Just a month ago, among the investing public, nothing was more hip or more fashionable than the planned Facebook stock offering. This would be the most prominent, most anticipated IPO since Google. Investors from coast to coast--from institutions to moms and pops, uncles and aunts--maneuvered and schmoozed to get a piece of the action. The pre-IPO "road show" was circus-like with the business media clinging to every move of the Facebook management team, especially when the team paraded into New York. Underwriters spent weeks jockeying for position, while some investors whined when they weren't promised a gold-mine allotment of shares.
A month later, Facebook shares have stumbled out of the gates and fallen flat, and now analysts, market watchers and pundits everywhere are trying to figure out what went wrong. Some blame the lead underwriters (Morgan Stanley, Goldman Sachs and JPMorgan) for mis-pricing the offering, for over-valuing the company, and for bad timing. Some blame the Nasdaq exchange--at least for the first-day technical blunders. Some blame the worries and threats from Europe. Some blame recurring fears from retail investors, who shudder and flee equity markets when the going gets rough.
Whatever, share prices that opened at $38/share are now down over 20% in the first two weeks, don't seem to have stabilized, and just haven't found a comfortable first-month trading range. When the IPO was on the drawing board this winter, bankers and traders simply assumed the stock would be comfortably trading in the high 40s now.
What went wrong? Or what are investors responding to?
1. IPO Pricing. Often underwriters of IPOs are accused of under-pricing shares. Such under-pricing permits a first-day surge and first-day euphoria around the new stock. Sometimes underwriters are accused of not issuing the stock at the highest price possible to permit the company to generate the highest proceeds possible from the offering. Aware of this, Morgan Stanley and team may have been extra careful to price the stock to make it attractive to the public, yet maximize the proceeds to the company.
(If the underwriting had been priced (more fairly?) at current prices, the company would have raised about $2-3 billion less in funds.)
2. Supply vs. Demand. For much of the past year, the Facebook IPO has been a looming, dominant, and popular discussion topic in investment banking and equity markets. Underwriters, who normally rely on exquisite, near-scientific market intelligence to price shares or measure precisely the market demand for them, may have over-estimated demand after the first day. They may have been influenced more by the "talk" and glow of the underwriting on the first day, less by the actual, expected demand on the second day.

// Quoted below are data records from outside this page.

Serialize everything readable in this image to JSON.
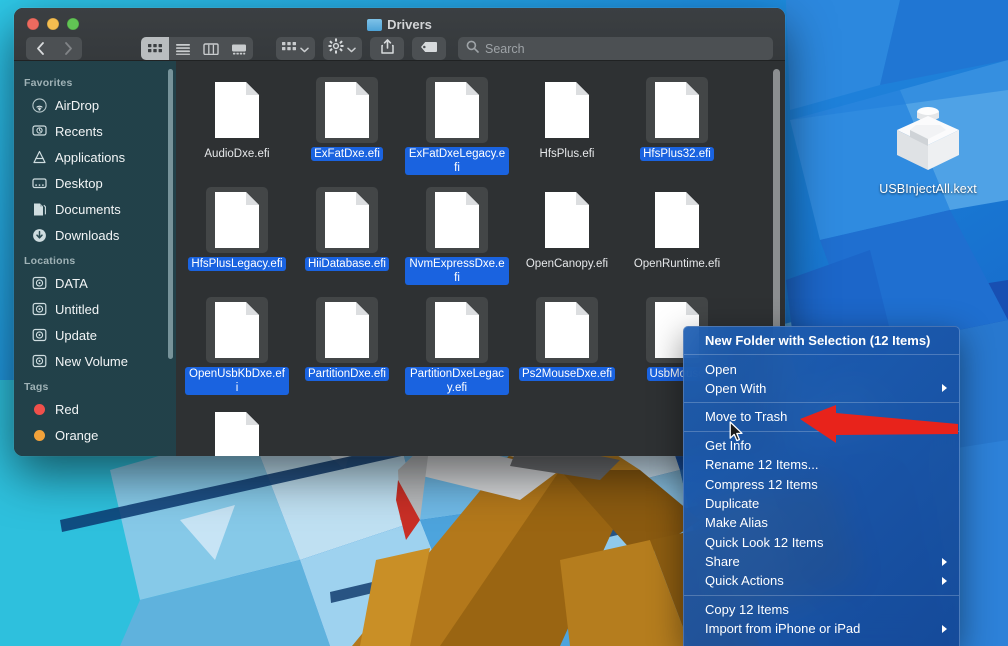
{
  "window": {
    "title": "Drivers",
    "folder_icon": "folder-icon",
    "traffic_lights": [
      {
        "name": "close",
        "color": "#ec6a5f"
      },
      {
        "name": "minimize",
        "color": "#f4bd50"
      },
      {
        "name": "zoom",
        "color": "#61c454"
      }
    ]
  },
  "toolbar": {
    "back_icon": "chevron-left-icon",
    "forward_icon": "chevron-right-icon",
    "view_icon_grid": "grid-view-icon",
    "view_list": "list-view-icon",
    "view_column": "column-view-icon",
    "view_gallery": "gallery-view-icon",
    "group_icon": "group-by-icon",
    "group_chevron": "chevron-down-icon",
    "action_icon": "gear-icon",
    "action_chevron": "chevron-down-icon",
    "share_icon": "share-icon",
    "tag_icon": "tag-icon",
    "search_icon": "search-icon",
    "search_placeholder": "Search",
    "search_value": ""
  },
  "sidebar": {
    "sections": [
      {
        "header": "Favorites",
        "items": [
          {
            "label": "AirDrop",
            "icon": "airdrop-icon"
          },
          {
            "label": "Recents",
            "icon": "recents-clock-icon"
          },
          {
            "label": "Applications",
            "icon": "applications-icon"
          },
          {
            "label": "Desktop",
            "icon": "desktop-icon"
          },
          {
            "label": "Documents",
            "icon": "documents-icon"
          },
          {
            "label": "Downloads",
            "icon": "downloads-icon"
          }
        ]
      },
      {
        "header": "Locations",
        "items": [
          {
            "label": "DATA",
            "icon": "disk-icon"
          },
          {
            "label": "Untitled",
            "icon": "disk-icon"
          },
          {
            "label": "Update",
            "icon": "disk-icon"
          },
          {
            "label": "New Volume",
            "icon": "disk-icon"
          }
        ]
      },
      {
        "header": "Tags",
        "items": [
          {
            "label": "Red",
            "icon": "tag-dot-icon",
            "color": "#f0504b"
          },
          {
            "label": "Orange",
            "icon": "tag-dot-icon",
            "color": "#f2a23a"
          }
        ]
      }
    ]
  },
  "files": [
    {
      "name": "AudioDxe.efi",
      "selected": false
    },
    {
      "name": "ExFatDxe.efi",
      "selected": true
    },
    {
      "name": "ExFatDxeLegacy.efi",
      "selected": true
    },
    {
      "name": "HfsPlus.efi",
      "selected": false
    },
    {
      "name": "HfsPlus32.efi",
      "selected": true
    },
    {
      "name": "HfsPlusLegacy.efi",
      "selected": true
    },
    {
      "name": "HiiDatabase.efi",
      "selected": true
    },
    {
      "name": "NvmExpressDxe.efi",
      "selected": true
    },
    {
      "name": "OpenCanopy.efi",
      "selected": false
    },
    {
      "name": "OpenRuntime.efi",
      "selected": false
    },
    {
      "name": "OpenUsbKbDxe.efi",
      "selected": true
    },
    {
      "name": "PartitionDxe.efi",
      "selected": true
    },
    {
      "name": "PartitionDxeLegacy.efi",
      "selected": true
    },
    {
      "name": "Ps2MouseDxe.efi",
      "selected": true
    },
    {
      "name": "UsbMouse",
      "selected": true
    },
    {
      "name": "",
      "selected": false
    }
  ],
  "context_menu": {
    "groups": [
      [
        {
          "label": "New Folder with Selection (12 Items)",
          "bold": true,
          "submenu": false
        }
      ],
      [
        {
          "label": "Open",
          "bold": false,
          "submenu": false
        },
        {
          "label": "Open With",
          "bold": false,
          "submenu": true
        }
      ],
      [
        {
          "label": "Move to Trash",
          "bold": false,
          "submenu": false,
          "highlighted": true
        }
      ],
      [
        {
          "label": "Get Info",
          "bold": false,
          "submenu": false
        },
        {
          "label": "Rename 12 Items...",
          "bold": false,
          "submenu": false
        },
        {
          "label": "Compress 12 Items",
          "bold": false,
          "submenu": false
        },
        {
          "label": "Duplicate",
          "bold": false,
          "submenu": false
        },
        {
          "label": "Make Alias",
          "bold": false,
          "submenu": false
        },
        {
          "label": "Quick Look 12 Items",
          "bold": false,
          "submenu": false
        },
        {
          "label": "Share",
          "bold": false,
          "submenu": true
        },
        {
          "label": "Quick Actions",
          "bold": false,
          "submenu": true
        }
      ],
      [
        {
          "label": "Copy 12 Items",
          "bold": false,
          "submenu": false
        },
        {
          "label": "Import from iPhone or iPad",
          "bold": false,
          "submenu": true
        }
      ]
    ]
  },
  "desktop": {
    "icon": {
      "label": "USBInjectAll.kext",
      "glyph": "kext-block-icon"
    }
  },
  "annotation": {
    "arrow_color": "#e8231b",
    "points_to": "Move to Trash"
  },
  "cursor": {
    "type": "arrow-pointer"
  },
  "colors": {
    "selection_blue": "#1a63e0",
    "menu_blue": "#1e5fb4",
    "sidebar_teal": "#284850",
    "pane_dark": "#2e3133"
  }
}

3. Uncertain Revenue Streams. With the shares out the door and into the hands of the investing public (including hedge funds, mutual funds, pension funds, and others), analysts and traders may have realized something they suspected all along. The company's future revenue streams are more uncertain or undefined than we thought several months ago. What happens when the number of users of the social network reaches an inevitable plateau? How will the company reach certain levels of revenue? How will it sustain revenues at that level? And just as important, how will it grow them? What strategies (acquisitions?) will help propel growth? All factors that have impact on the long-term valuation of the company.
Investors, researchers, market-makers and analysts--this week--are asking these questions more emphatically than they did a few weeks ago, when they may have been blinded by the euphoria of the offering, hoping, despite any concerns, to take advantage of the first-day or first-week surge in price.
Some are presenting the same questions to the company and underwriters, questioning whether they explained these uncertainties carefully in regulatory prospectuses or questioning how they could be so imprecise in valuing the company.
4. Fear of the Fad. Perhaps some investors, traders and research analysts have fear of the fad. They reason Facebook will remain fashionable until one day it isn't, the day when the next new thing supplants it. The hundreds of millions of account-users are not eternally wedded to it; they aren't locked into long-term contracts, nor is there a substantial cost in fleeing to the next new thing. This group of investors could be frightened by the immeasurable whims of millions of individual users.
5. Absence of Bottom-Fishers. With over 900 million users, an elephantine data base, and a reliable stream of core advertising revenues, the company has a minimum value of some kind, likely still in the billions. That would make it attractive to the market's bottom-fishers, investors who wait for share prices to slide to a perceived bottom and then grab them at a bargain. With Facebook, the bottom-fishers may be sitting on the sidelines momentarily. They have not emerged en masse, watching the momentum of the slide continue. At some point, the slide ebbs, and they scoop up the bargains.
But where will the slide end? At $20/share? At $15?
Expect the rocky, volatile start to Facebook as a public company to continue, at least until the day in mid-July when Zuckerberg and team have their first earnings conference call with the piranhas from investment firms, research firms, and hedge funds raising their hands to ask what happened and why. That performance could be the pivotal point in the stock's first-year performance.
CFN: Facebook and Its Underwriters, 2012
CFN: Goldman Sachs and Its Private Equity Investment in Facebook, 2011